For the next day I had set up eight desk operators to bear the expected flow of 850 more, mostly in the late afternoon. I was surprised to see that we managed to withstand the blow without a glitch, with about 500 hundred subscribed in less than three hours without ever a queue forming at the desk!
In the meantime, Michele had taken care of playing materials and the scheduling of volunteers, Maurizio was managing the opening ceremony and the important guests, and Carlo had set up the referee workforce and was preparing the pairing for the main tournament, with the invaluable help of Pascal Müller. On Saturday evening, after the opening ceremony, we had come through our baptism of fire unscathed!
Volunteers were the backbone of this success: they were prepared, dedicated and willing to participate in this great adventure. And most did more than they were committed to, as soon as the need arose, which happened frequently.
The only remaining unexplored part would start on Sunday, the first day of the main tournament, with 800 expected players, and the possibility of getting more, and having to reorganise table placement. But our forecasts once again were correct, and we had 379 pairings in the first round, with 356 boards used in the end. In the next four playing days, the number of pairings was stable between 384 and 386, a new record for EGC.

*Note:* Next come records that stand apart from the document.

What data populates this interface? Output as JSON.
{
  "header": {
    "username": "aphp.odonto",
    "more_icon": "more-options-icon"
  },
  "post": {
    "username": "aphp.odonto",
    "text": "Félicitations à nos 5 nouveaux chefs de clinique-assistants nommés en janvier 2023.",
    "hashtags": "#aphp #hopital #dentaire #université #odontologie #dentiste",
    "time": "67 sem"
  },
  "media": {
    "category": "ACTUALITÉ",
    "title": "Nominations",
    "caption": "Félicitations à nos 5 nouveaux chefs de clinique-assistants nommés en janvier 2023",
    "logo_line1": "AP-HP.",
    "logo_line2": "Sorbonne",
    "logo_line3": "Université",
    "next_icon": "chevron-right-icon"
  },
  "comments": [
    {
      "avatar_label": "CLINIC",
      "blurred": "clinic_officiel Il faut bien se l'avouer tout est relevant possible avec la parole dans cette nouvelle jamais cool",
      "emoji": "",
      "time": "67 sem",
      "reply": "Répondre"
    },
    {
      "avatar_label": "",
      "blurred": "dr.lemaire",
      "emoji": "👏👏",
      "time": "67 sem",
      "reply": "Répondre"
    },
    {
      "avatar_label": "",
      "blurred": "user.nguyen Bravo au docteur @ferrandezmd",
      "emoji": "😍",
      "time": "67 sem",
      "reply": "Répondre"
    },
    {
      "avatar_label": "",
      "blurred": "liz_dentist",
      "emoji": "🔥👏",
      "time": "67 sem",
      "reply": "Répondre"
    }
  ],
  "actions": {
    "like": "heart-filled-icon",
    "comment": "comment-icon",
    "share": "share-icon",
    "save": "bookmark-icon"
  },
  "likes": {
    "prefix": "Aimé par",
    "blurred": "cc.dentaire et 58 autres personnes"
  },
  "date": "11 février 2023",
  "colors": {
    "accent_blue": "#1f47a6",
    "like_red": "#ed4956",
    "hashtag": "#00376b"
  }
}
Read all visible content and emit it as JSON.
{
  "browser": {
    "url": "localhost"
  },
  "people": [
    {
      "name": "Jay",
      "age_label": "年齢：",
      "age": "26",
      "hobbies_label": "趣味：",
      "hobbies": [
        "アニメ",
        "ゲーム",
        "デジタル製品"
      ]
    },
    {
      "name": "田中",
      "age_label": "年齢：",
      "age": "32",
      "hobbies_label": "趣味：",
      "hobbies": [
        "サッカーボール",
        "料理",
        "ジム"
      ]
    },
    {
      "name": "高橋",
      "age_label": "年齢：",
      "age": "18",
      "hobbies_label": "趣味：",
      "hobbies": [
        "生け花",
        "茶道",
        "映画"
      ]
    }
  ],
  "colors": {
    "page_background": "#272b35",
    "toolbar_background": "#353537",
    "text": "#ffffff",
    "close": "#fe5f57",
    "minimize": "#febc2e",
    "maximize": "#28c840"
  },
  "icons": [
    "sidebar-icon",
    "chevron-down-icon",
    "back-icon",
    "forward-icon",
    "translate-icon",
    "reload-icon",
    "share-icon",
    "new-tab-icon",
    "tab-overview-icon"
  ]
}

The rest of the first week was tiring, but reasonably smooth: we had seen everything that was there to see, and we were able to manage contingencies. We had only four emergency situations with the need of a doctor, but living in a small town has its advantages, with hospital, airport and centre-city hotels at a distance of only a few minutes.
After the end of week one we were exhausted but happy: the second week was going to be a lighter replica of the first one, and we could see light at the end of the tunnel. We kept receiving satisfied comments from most guests, which helped us a lot. But relaxing was completely out of the question. My work at the desk and managing relations with the venue management (restaurant, bar, media manager) was starting to level out, Carlo's work as tournament director was beginning to approach routine, Michele had set a good control on volunteers scheduling and Maurizio had established regular contacts with all relevant guests. But exhaustion was looming, and things would easily break apart as soon as we loosened the grip. One evening, some of us had the bad idea to relax for an hour and go for a pizza, completely forgetting that the others were still working to setting up the boards for the next day. Were it not for our complete confidence in each other's commitment we would have risked a quarrel.
All in all, apart from two or three days where I took one hour off, I was at the venue at 8 o'clock in the morning and left it around midnight, during which I hardly had a break, not even for eating. This feat was the most exhausting period that I have ever endured in my life.
But it was worth it. The congress was wonderful: so many people walking around, chatting, or sitting concentrated for hours during the tournament, the lectures, the food under the tent, the evening beers made this an unforgettable experience and a great satisfaction for setting up such a successful event. Thanks to all who made this possible, primarily the players who have attended, and good luck to next year's organisers!